- Activity -
Set down the material exactly, keeping every line whole.

- Data section -
####################
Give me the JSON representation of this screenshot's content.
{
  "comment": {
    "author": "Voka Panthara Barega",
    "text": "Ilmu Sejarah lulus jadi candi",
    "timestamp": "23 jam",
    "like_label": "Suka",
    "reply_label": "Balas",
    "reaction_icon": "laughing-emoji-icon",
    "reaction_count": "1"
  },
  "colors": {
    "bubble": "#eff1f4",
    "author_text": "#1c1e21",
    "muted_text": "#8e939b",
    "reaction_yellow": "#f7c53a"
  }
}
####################
- Your solution -
Give me the JSON representation of this screenshot's content.
{
  "comment": {
    "author": "Voka Panthara Barega",
    "text": "Ilmu Sejarah lulus jadi candi",
    "timestamp": "23 jam",
    "like_label": "Suka",
    "reply_label": "Balas",
    "reaction_icon": "laughing-emoji-icon",
    "reaction_count": "1"
  },
  "colors": {
    "bubble": "#eff1f4",
    "author_text": "#1c1e21",
    "muted_text": "#8e939b",
    "reaction_yellow": "#f7c53a"
  }
}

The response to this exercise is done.